The 22-20s - 22-20s

Singularly designed to steal your girlfriend.

 

 

I've waited a long time for this. I first saw the 22-20s in Germany, playing an opening slot at the Hurricane festival in 2003. Kicking off a day's line up at a festival is the worst spot for anybody. For starters, there's never that many people there and secondly, most of them aren't that interested in watching anything at 11am. Considering the time slot and the fact that the band had only been together for less than a year at that point, the 22-20s were bloody class that day and I've been waiting to get my hands on this album ever since. Thankfully it's been worth the wait.

 

They may be a trio in only the marketing sense (there's a silent but strangely visible fourth member) that hail from God Knows Where in England (otherwise known as Lincoln), with bum fluff for facial hair and well worn leather jackets on their backs but they are cooler than Top Cat and their album is bloody fabulous. First out of the bag is Devil In Me, which is so fucking full of itself it doesn't so much take you by surprise as jump out of the stereo, ransack your living room and plant a big hefty kick to your swingers before you've had chance to take breath. Coming on like demented sons of the Allman Bros Band the 22-20's play blues rock of a happy, smiley, testosterone fuelled variety. Such A Fool is more of the same; fast, pounding drums and scintillating, mangled guitar solos. You'll love it.

 

To start with the cover is rather nice, even if it is as glossy as a men's lifestyle mag, but inside it are a set of songs that start off raw and exciting and get sleazier and seedier as the album continues. It's a fascinating listen.

 

Baby Brings Bad News is so goddamn loose and sexy it seems singularly designed to steal your girlfriend; it may be the blues, but it's hot, horny blues with a rampant sex drive and if that doesn't work, then 22 Days certainly will. Containing the type of riff that Angus Young would get a hard on from it bangs and clatters its way through an exhilarating 2 minutes and 55 seconds. Friends drops the blues for a moment and heads off into early Dylan territory, as if just to prove they've got more than one trick up their sleeve. It's a great little ballad that contains some mesmerising slide guitar floating around in the background and would make a great end to side 1, if there were such a thing on cd.

 

Side 2 ('cause we like such things) is where it gets all hot and sweaty. Why Don't You Do It For Me? has the type of petulant, bitchy lyric that only young men could come up with, but it bounces along with enough tub-thumping drums and frantic guitars for you to forgive it entirely. Shoot Your Gun may stray into what can only be called Mansun territory, but it's the good part of Mansun territory so you needn't worry.

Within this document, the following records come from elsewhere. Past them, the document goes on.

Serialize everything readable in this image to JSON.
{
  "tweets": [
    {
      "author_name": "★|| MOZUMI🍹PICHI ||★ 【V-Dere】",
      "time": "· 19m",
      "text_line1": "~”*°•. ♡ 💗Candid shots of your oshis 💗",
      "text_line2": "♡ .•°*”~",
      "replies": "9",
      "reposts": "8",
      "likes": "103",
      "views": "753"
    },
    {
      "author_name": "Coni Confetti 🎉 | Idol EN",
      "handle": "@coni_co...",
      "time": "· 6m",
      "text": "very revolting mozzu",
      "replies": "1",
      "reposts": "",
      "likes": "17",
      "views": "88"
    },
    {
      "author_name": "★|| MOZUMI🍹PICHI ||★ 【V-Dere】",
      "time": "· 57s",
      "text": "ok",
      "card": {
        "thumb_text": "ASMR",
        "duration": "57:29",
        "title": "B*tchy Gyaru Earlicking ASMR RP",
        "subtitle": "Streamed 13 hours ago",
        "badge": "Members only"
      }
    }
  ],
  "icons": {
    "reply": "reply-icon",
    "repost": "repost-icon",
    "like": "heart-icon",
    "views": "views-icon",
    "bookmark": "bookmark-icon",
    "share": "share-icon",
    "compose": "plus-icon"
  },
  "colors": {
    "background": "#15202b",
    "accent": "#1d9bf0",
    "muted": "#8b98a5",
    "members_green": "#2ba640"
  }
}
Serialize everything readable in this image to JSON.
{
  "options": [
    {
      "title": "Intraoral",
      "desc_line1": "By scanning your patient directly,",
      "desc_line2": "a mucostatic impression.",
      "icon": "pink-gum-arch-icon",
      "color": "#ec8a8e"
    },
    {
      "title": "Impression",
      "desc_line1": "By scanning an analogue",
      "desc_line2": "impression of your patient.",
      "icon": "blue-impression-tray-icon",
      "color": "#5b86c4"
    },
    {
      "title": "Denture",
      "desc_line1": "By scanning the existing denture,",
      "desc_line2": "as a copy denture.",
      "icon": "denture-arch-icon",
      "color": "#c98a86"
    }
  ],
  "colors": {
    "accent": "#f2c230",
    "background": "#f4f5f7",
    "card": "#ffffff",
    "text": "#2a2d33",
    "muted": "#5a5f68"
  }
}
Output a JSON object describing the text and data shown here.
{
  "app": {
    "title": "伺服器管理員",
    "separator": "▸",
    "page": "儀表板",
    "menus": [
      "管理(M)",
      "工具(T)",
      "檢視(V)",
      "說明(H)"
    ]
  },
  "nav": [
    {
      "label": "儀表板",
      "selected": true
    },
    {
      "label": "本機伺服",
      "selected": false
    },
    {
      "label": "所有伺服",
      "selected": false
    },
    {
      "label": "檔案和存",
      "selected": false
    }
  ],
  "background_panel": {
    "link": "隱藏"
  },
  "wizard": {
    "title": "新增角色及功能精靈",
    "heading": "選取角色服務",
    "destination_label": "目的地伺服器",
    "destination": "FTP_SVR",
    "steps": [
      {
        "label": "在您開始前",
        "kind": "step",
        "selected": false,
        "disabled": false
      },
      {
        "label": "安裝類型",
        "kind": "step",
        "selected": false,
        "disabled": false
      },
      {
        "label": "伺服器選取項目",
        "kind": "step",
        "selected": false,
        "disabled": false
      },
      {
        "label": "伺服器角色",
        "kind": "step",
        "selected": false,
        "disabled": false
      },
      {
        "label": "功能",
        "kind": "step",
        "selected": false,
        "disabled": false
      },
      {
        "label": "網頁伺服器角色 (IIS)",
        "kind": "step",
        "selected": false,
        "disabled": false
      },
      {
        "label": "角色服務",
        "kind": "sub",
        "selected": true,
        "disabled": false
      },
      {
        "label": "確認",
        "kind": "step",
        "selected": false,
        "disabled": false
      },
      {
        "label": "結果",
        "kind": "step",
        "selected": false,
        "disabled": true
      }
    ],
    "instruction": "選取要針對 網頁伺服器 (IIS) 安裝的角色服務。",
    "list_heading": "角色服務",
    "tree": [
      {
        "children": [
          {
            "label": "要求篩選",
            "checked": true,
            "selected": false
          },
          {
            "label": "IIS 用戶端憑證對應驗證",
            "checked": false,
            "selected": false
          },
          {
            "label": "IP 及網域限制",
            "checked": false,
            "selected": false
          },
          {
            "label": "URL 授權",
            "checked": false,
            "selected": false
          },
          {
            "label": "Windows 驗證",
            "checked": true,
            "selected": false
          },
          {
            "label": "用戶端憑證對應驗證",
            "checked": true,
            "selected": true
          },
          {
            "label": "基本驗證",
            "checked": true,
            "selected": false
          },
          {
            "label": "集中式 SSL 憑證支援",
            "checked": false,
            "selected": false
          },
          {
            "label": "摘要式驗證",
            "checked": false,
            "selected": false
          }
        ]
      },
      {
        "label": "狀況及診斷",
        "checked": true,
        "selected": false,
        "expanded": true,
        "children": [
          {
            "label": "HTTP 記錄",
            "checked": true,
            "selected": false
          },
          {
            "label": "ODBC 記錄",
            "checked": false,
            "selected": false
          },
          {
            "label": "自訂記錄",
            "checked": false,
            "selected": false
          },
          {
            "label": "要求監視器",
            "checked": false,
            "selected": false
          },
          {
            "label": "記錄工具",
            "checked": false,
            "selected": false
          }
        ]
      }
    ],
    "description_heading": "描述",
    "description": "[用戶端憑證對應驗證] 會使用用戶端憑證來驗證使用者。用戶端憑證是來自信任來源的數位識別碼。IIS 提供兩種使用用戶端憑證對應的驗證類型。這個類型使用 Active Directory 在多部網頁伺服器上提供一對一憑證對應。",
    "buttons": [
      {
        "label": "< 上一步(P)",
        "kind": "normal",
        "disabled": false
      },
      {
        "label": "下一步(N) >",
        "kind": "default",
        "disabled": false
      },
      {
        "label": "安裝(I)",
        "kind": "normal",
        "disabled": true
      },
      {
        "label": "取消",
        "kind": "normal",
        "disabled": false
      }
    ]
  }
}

The Things That Lovers Do lowers the tempo and sounds like it was created in a New York Loft Apartment owned by Andy Warhol. Very Velvets, very good. I'm The One gives those tubs a good thumping once again and it'll bring more than a smile to your face; it's on a level with the Zutons' Pressure Point for thrills. Finally you get Hold On, which takes the Black Rebel Motorcycle Club down a dark alley and kicks seven tons of shite out of them. Greasier and sleazier than a pair of biker's jeans, this throbs, grinds and sways its way through five minutes of fuzzed out, caustic guitar noise. It's a marvellous closer.

 

The 22-20s take their inspiration from people like Muddy Waters and Screaming Jay Hawkins, but their roots lie in a sexually frustrated, adolescent England. The mixture is fascinating. Martin Trimble has a voice that works wonders, whether it be in Dylan, Reed or Allman mode and I reckon he could pull a woman from 50 yards with it. All in all, what we have here is an album that is far better than anyone would have expected from three (+1) young lads from Lincoln. They are, in a nutshell, cool as fuck.